As simple as wearing a seatbelt seems, there are plenty of ways both kids and adults side step the rules (for instance: tucking back the shoulder strap). However, improper use can actually do much more harm than good. We've put together a few quick checks you can do before turning the ignition to make sure both yourself and your family are good to go. The shoulder belt should be on your shoulder and across your chest, remove any slack and make sure the lap belt fits snugly across your hips and make sure you're seated upright with your feet on the floor. Keeping your posture in check is a good way to check off any potential problems down the road.

Helping Kids Make The Switch

Transitioning your child from a booster seat and into a seatbelt is an important step for any parent, and there are plenty of questions surrounding the process. The transition usually takes place between 8 and 12 years of age, which means you should keep an eye on the size limits of your booster seat and make the switch as soon as they reach that upper limit. When it comes to instilling good habits, we recommend making a routine out of reminding your kids to buckle up properly before and during the ride, and to never assume they're buckled up. A simple reward system usually gets the job done, like permission to use their electronic devices after a quick safety check. Remember, your own seatbelt habits are even more impactful that your words, so make sure to set an example the kids can look to that will keep the whole family safe.
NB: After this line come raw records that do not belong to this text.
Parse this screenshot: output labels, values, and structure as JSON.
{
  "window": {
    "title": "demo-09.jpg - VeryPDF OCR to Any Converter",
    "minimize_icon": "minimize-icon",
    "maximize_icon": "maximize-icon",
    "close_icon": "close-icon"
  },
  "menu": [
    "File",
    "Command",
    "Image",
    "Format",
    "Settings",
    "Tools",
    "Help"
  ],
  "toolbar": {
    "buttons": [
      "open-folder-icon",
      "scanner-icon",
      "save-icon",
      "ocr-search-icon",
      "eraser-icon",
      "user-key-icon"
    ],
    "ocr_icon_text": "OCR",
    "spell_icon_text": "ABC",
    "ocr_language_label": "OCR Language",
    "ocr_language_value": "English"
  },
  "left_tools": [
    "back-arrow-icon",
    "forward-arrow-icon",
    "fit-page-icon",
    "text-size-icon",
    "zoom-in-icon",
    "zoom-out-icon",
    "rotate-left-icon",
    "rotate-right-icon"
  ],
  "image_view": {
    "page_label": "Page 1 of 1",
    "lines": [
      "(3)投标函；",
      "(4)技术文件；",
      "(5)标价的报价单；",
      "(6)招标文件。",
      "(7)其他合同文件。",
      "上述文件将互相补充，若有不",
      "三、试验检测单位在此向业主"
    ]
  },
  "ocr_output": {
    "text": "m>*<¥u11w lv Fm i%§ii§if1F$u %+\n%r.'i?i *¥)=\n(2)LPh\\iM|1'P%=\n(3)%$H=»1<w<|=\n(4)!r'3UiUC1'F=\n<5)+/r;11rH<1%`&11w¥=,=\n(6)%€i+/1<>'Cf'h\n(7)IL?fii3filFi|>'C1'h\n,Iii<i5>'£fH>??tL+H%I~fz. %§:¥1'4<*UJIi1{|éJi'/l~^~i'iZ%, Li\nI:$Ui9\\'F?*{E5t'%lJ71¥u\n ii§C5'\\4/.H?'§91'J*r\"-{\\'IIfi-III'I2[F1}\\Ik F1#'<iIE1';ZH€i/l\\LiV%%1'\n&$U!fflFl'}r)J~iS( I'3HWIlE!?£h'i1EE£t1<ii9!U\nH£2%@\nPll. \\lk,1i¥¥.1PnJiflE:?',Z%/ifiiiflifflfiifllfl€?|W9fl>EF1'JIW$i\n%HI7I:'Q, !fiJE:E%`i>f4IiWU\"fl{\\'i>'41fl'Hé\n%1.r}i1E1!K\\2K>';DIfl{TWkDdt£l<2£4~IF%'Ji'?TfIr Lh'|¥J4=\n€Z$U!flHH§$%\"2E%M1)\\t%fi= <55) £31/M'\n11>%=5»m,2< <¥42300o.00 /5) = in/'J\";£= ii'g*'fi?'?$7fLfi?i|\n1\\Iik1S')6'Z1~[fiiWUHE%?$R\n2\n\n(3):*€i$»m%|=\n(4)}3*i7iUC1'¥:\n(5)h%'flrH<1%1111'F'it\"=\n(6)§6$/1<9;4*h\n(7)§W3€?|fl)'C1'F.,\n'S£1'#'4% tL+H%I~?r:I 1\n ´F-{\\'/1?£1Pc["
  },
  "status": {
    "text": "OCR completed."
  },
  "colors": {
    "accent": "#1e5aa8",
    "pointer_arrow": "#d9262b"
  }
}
The Future Of Buckling Up

With technology accelerating by the year, it's surprising that seatbelts have undergone so few changes since 1958. But as we continue down the road, seatbelts have shifted into focus for a few manufacturers looking to further capitalize on safety. We hear there are some pretty amazing developments on the way, like seatbelts that tailor themselves to individual passengers' proportions and posture, as well as belts equipped with their own miniature airbags. With a continued focus on cutting-edge sensors and other safety features, this renaissance of collision prevention is certainly bringing new perspectives on seatbelts, and we're excited to see where that journey takes us.

While May's extra emphasis on seatbelt safety serves as a great reminder, practicing safe driving should be a year-round priority for everyone. That being said, bad luck can happen to anyone, no matter how safe. If hard luck happens to strike even after you've buckled up, our collision repair experts are always at the ready to restore the rhythm of your life and get you back on the road. For more information on seatbelt safety or other features that cater to car enthusiasts, keep it locked here at Caliber. Until next time!